In the last issue of Natural Home and Garden, we featured an excerpt from the excellent book Salvage Secrets by Joanne Palmisano. At an event about a year ago, I met one of the contributors to the book, Joanne's good friend Shannon Quimby. Shannon is a fabulous salvage enthusiast and DIYer whose innovative REX project (the Reuse Everything Experiment) led her to create a new home out of the salvage of a delapidated one, creating virtually no waste! Since this topic is dear to my heart — last year, I wrote the recently released book
A Lightbulb Moment
Do you ever have one of those lightbulb moments? Well, I had one, literally. Instead of tossing out bad bulbs why not recycle them into something festive, original and fun? If you don't have bunches of bulbs lying around, ask your friends and family. Before you know it, you’ll have enough for two wreaths! Not only are you reducing trash that ends up in the landfill, you are creating a beautiful piece of art.
Lightbulbs (I used 48 bulbs)
10-inch styrofoam wreath (available at craft or floral stores)
Green floral wire
Two cans of red latex spray paint (always spray paint outdoors with a breathing mask; Krylon offers a lower-VOC spray paint)
1. Cut two pieces of wire approximately 1-foot long
2. Twist one end of wire around the neck of the bulb.
3. On the opposite side of the neck, twist the other wire around.
4. Pull pieces of wire straight down and away from the bulb so they look like prongs (see image below).
5. Repeat on all bulbs.
6. Starting with the first bulb, poke both pieces of wire through the top of the wreath form until they poke out the back.
7. From the back, pull the wire until the bulb is firmly touching the form.
8. Twist the wire together to prevent bulb from sliding.
9. Cut any extraneous wire and press wire flat against the backside of the form.
10. Continue the same process all around the wreath form.
11. Spray paint the entire wreath, making sure that everything is covered. Let dry.
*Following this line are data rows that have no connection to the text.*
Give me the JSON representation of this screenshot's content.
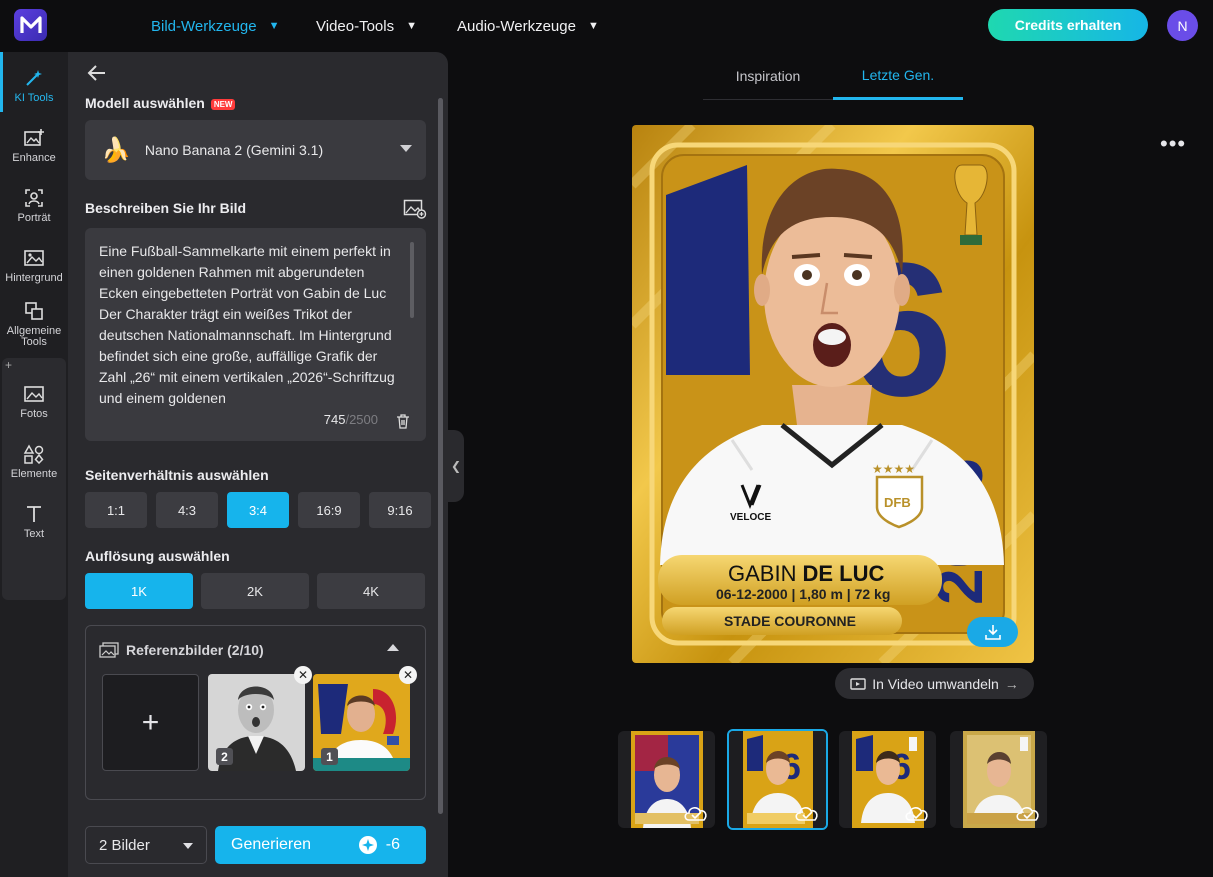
{
  "topbar": {
    "logo_letter": "M",
    "nav": [
      {
        "label": "Bild-Werkzeuge",
        "active": true
      },
      {
        "label": "Video-Tools",
        "active": false
      },
      {
        "label": "Audio-Werkzeuge",
        "active": false
      }
    ],
    "credits_button": "Credits erhalten",
    "avatar_initial": "N"
  },
  "rail": {
    "items": [
      {
        "label": "KI Tools",
        "icon": "magic-wand-icon",
        "active": true
      },
      {
        "label": "Enhance",
        "icon": "image-enhance-icon"
      },
      {
        "label": "Porträt",
        "icon": "portrait-icon"
      },
      {
        "label": "Hintergrund",
        "icon": "background-icon"
      },
      {
        "label": "Allgemeine Tools",
        "icon": "general-tools-icon"
      },
      {
        "label": "Fotos",
        "icon": "photos-icon"
      },
      {
        "label": "Elemente",
        "icon": "elements-icon"
      },
      {
        "label": "Text",
        "icon": "text-icon"
      }
    ],
    "plus": "+"
  },
  "panel": {
    "model_heading": "Modell auswählen",
    "new_badge": "NEW",
    "model_emoji": "🍌",
    "model_name": "Nano Banana 2 (Gemini 3.1)",
    "describe_heading": "Beschreiben Sie Ihr Bild",
    "prompt_text": "Eine Fußball-Sammelkarte mit einem perfekt in einen goldenen Rahmen mit abgerundeten Ecken eingebetteten Porträt von Gabin de Luc Der Charakter trägt ein weißes Trikot der deutschen Nationalmannschaft. Im Hintergrund befindet sich eine große, auffällige Grafik der Zahl „26“ mit einem vertikalen „2026“-Schriftzug und einem goldenen",
    "char_count": "745",
    "char_max": "/2500",
    "ratio_heading": "Seitenverhältnis auswählen",
    "ratios": [
      {
        "label": "1:1",
        "on": false
      },
      {
        "label": "4:3",
        "on": false
      },
      {
        "label": "3:4",
        "on": true
      },
      {
        "label": "16:9",
        "on": false
      },
      {
        "label": "9:16",
        "on": false
      }
    ],
    "resolution_heading": "Auflösung auswählen",
    "resolutions": [
      {
        "label": "1K",
        "on": true
      },
      {
        "label": "2K",
        "on": false
      },
      {
        "label": "4K",
        "on": false
      }
    ],
    "reference": {
      "title": "Referenzbilder (2/10)",
      "add_symbol": "+",
      "images": [
        {
          "number": "2"
        },
        {
          "number": "1"
        }
      ],
      "remove_symbol": "✕"
    },
    "image_count": "2 Bilder",
    "generate_label": "Generieren",
    "generate_cost": "-6"
  },
  "preview": {
    "tabs": [
      {
        "label": "Inspiration",
        "active": false
      },
      {
        "label": "Letzte Gen.",
        "active": true
      }
    ],
    "more": "•••",
    "to_video": "In Video umwandeln",
    "to_video_arrow": "→",
    "card": {
      "first_name": "GABIN",
      "last_name": "DE LUC",
      "details": "06-12-2000 | 1,80 m | 72 kg",
      "club": "STADE COURONNE",
      "big_number": "26",
      "year": "2026",
      "brand": "VELOCE",
      "crest": "DFB"
    },
    "thumbnails": 4
  },
  "colors": {
    "accent": "#16b4ec",
    "panel": "#2a2a2e",
    "gold": "#d9a316",
    "navy": "#1d2a7a"
  }
}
12. Add strips of duct tape to the back of the wreath form to cover all the wire.
Project courtesy Shannon Quimby; photographs by Steve Cridland